North Country is a 2005 drama film directed by Niki Caro and inspired by a real-life class action lawsuit from 1988.
The story begins with Josey Aimes (Charlize Theron) leaving her abusive husband with her two children. Because she has no job perspectives, she is forced to move back in with her parents in her Minnesota hometown. There she meets her old friend Glory (Frances McDormand), who helps her get a job at the local iron mine and lets Josey and her children stay with her and her husband Kyle (Sean Bean).
On her first day at work, Josey is harassed by her co-worker and old high school boyfriend (Jeremy Renner). Josey quickly finds out that the female workers are being verbally and physically abused by men who feel like they are taking away their jobs. When Josey refuses to keep quiet like the rest of the women, things get ugly for her.
The title is based on the Bob Dylan song "Girl from the North Country".
This film shows examples of:
- Amoral Attorney: Slightly averted. The lawyer representing the mine comes off as this at first, but it's later revealed that she's just doing her job and actually wants the mine to take a plea because she knows the loss will be great.

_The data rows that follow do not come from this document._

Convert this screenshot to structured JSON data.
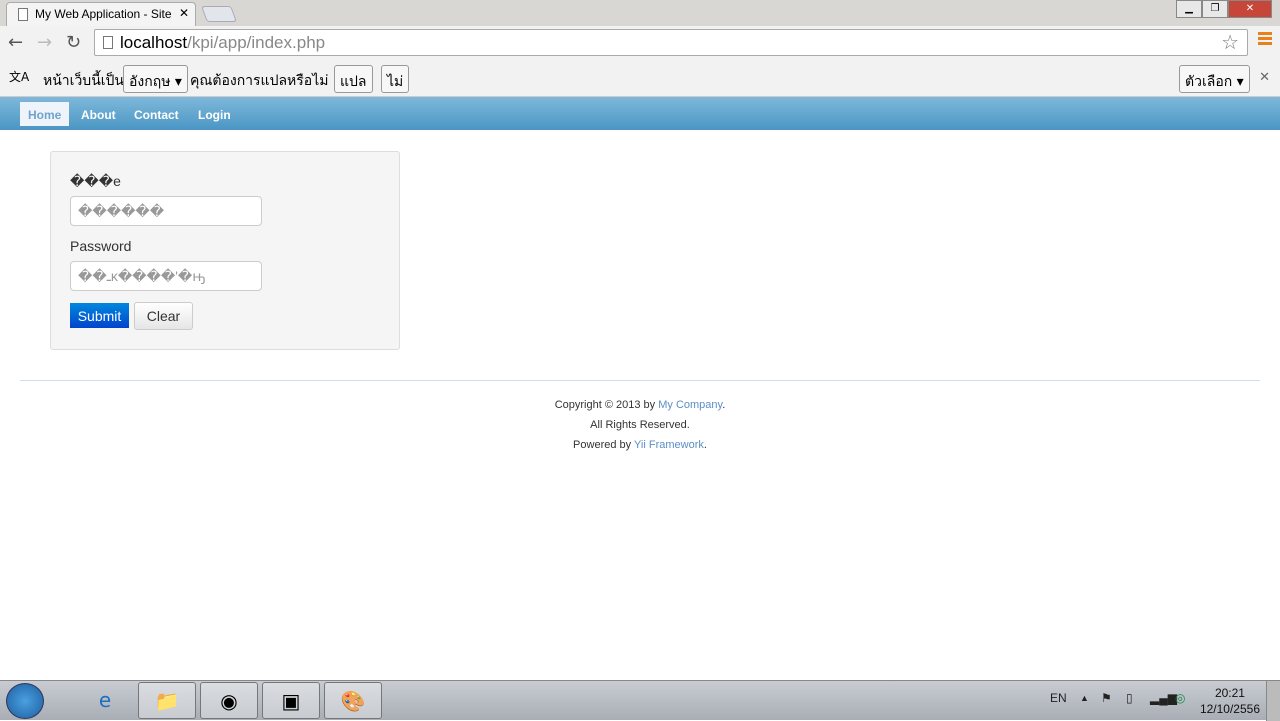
{
  "browser": {
    "tab_title": "My Web Application - Site",
    "url_host": "localhost",
    "url_path": "/kpi/app/index.php"
  },
  "translate_bar": {
    "text1": "หน้าเว็บนี้เป็น",
    "language": "อังกฤษ ▾",
    "text2": "คุณต้องการแปลหรือไม่",
    "translate": "แปล",
    "no": "ไม่",
    "options": "ตัวเลือก ▾"
  },
  "menu": [
    {
      "label": "Home"
    },
    {
      "label": "About"
    },
    {
      "label": "Contact"
    },
    {
      "label": "Login"
    }
  ],
  "form": {
    "username_label": "���e",
    "username_placeholder": "������",
    "password_label": "Password",
    "password_placeholder": "��ـĸ����ʹ�ԣ",
    "submit": "Submit",
    "clear": "Clear"
  },
  "footer": {
    "line1a": "Copyright © 2013 by ",
    "line1b": "My Company",
    "line1c": ".",
    "line2": "All Rights Reserved.",
    "line3a": "Powered by ",
    "line3b": "Yii Framework",
    "line3c": "."
  },
  "taskbar": {
    "lang": "EN",
    "time": "20:21",
    "date": "12/10/2556"
  }
}
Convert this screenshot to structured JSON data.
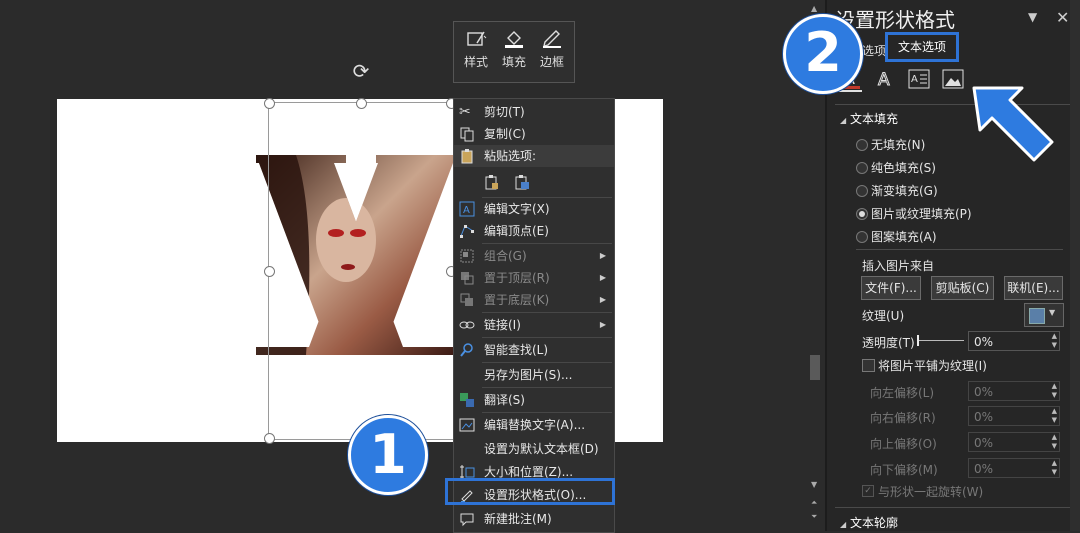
{
  "mini_toolbar": {
    "style_label": "样式",
    "fill_label": "填充",
    "border_label": "边框"
  },
  "slide": {
    "letter": "X"
  },
  "context_menu": {
    "cut": "剪切(T)",
    "copy": "复制(C)",
    "paste_options": "粘贴选项:",
    "edit_text": "编辑文字(X)",
    "edit_points": "编辑顶点(E)",
    "group": "组合(G)",
    "bring_front": "置于顶层(R)",
    "send_back": "置于底层(K)",
    "link": "链接(I)",
    "smart_lookup": "智能查找(L)",
    "save_as_picture": "另存为图片(S)...",
    "translate": "翻译(S)",
    "edit_alt_text": "编辑替换文字(A)...",
    "set_default_textbox": "设置为默认文本框(D)",
    "size_position": "大小和位置(Z)...",
    "format_shape": "设置形状格式(O)...",
    "new_comment": "新建批注(M)"
  },
  "badges": {
    "one": "1",
    "two": "2"
  },
  "panel": {
    "title": "设置形状格式",
    "tab_shape": "选项",
    "tab_text": "文本选项",
    "section_fill": "文本填充",
    "fill_none": "无填充(N)",
    "fill_solid": "纯色填充(S)",
    "fill_gradient": "渐变填充(G)",
    "fill_picture": "图片或纹理填充(P)",
    "fill_pattern": "图案填充(A)",
    "insert_from": "插入图片来自",
    "btn_file": "文件(F)...",
    "btn_clipboard": "剪贴板(C)",
    "btn_online": "联机(E)...",
    "texture": "纹理(U)",
    "transparency": "透明度(T)",
    "transparency_value": "0%",
    "tile": "将图片平铺为纹理(I)",
    "offset_left": "向左偏移(L)",
    "offset_right": "向右偏移(R)",
    "offset_top": "向上偏移(O)",
    "offset_bottom": "向下偏移(M)",
    "offset_left_value": "0%",
    "offset_right_value": "0%",
    "offset_top_value": "0%",
    "offset_bottom_value": "0%",
    "rotate_with_shape": "与形状一起旋转(W)",
    "section_outline": "文本轮廓"
  },
  "colors": {
    "accent": "#2e73d6",
    "badge": "#2e7be0"
  }
}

- Based on a True Story: In 1988, the first class-action sexual harassment lawsuit in the U.S. was filed on behalf of Lois Jenson and other female workers against the EVTAC iron mine.

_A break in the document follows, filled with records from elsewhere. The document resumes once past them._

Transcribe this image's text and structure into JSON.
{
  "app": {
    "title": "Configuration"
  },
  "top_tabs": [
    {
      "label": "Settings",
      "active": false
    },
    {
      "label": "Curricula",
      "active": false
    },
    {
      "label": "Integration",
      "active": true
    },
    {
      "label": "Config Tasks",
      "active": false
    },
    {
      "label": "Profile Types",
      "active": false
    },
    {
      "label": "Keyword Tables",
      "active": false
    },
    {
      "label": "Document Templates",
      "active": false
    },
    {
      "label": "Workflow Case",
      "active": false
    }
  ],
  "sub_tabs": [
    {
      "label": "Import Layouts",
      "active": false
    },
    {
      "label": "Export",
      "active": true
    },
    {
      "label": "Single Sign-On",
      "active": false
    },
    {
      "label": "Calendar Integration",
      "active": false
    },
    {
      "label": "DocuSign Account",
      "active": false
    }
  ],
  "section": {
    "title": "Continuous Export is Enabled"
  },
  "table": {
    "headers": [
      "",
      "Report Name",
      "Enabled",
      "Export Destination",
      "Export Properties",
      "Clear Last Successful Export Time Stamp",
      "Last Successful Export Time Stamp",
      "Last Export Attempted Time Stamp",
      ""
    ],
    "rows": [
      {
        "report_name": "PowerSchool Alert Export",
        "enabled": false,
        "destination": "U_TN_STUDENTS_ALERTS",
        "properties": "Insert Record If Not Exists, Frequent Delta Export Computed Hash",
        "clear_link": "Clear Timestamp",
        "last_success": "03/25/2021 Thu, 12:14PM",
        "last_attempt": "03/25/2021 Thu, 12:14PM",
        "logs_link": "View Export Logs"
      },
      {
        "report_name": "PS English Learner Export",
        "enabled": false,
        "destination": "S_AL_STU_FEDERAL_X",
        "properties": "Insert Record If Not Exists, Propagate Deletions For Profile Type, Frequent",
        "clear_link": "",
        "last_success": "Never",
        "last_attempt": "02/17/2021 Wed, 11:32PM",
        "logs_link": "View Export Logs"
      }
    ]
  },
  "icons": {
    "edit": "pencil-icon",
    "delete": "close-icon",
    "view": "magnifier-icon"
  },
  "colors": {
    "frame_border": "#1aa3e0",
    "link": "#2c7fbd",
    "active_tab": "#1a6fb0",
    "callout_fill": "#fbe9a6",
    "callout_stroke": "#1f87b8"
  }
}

- Child by Rape: Josey's son Sammy was born as a result of her rape at the hands of one of her high school teachers. He's unaware of this until she reveals the truth when her past is brought up in an attempt to discredit her during the trial.
- Dirty Coward: Josey's high school boyfriend witnessed her being raped by the teacher, but panicked and never told anyone, even when the whole town shamed her for having a baby out of wedlock. Lampshaded when Kyle refers to him as a "Yellow Ice" player in hockey compared to a "Red Ice" one who'd stay and fight.
- Nice Guy: Kyle (Sean Bean Playing Against Type) and Bill.
- Parental Substitute: Kyle becomes one to Sammy towards the end.
- Shaming the Mob: Hank calls out all of the mine workers for disrespecting Josey at the meeting.
- Slut-Shaming: Josey is shunned by the town for her out-of-wedlock pregnancy and is still so when she returns to town years later — even the lawyer representing the mine brings this up during the trial. Her supposed bad reputation makes it easy for the townspeople to side against her when she files the lawsuit.
- Teen Pregnancy: Josey was 16 when she had her son. Who was the result of Josey having been raped by her high school teacher.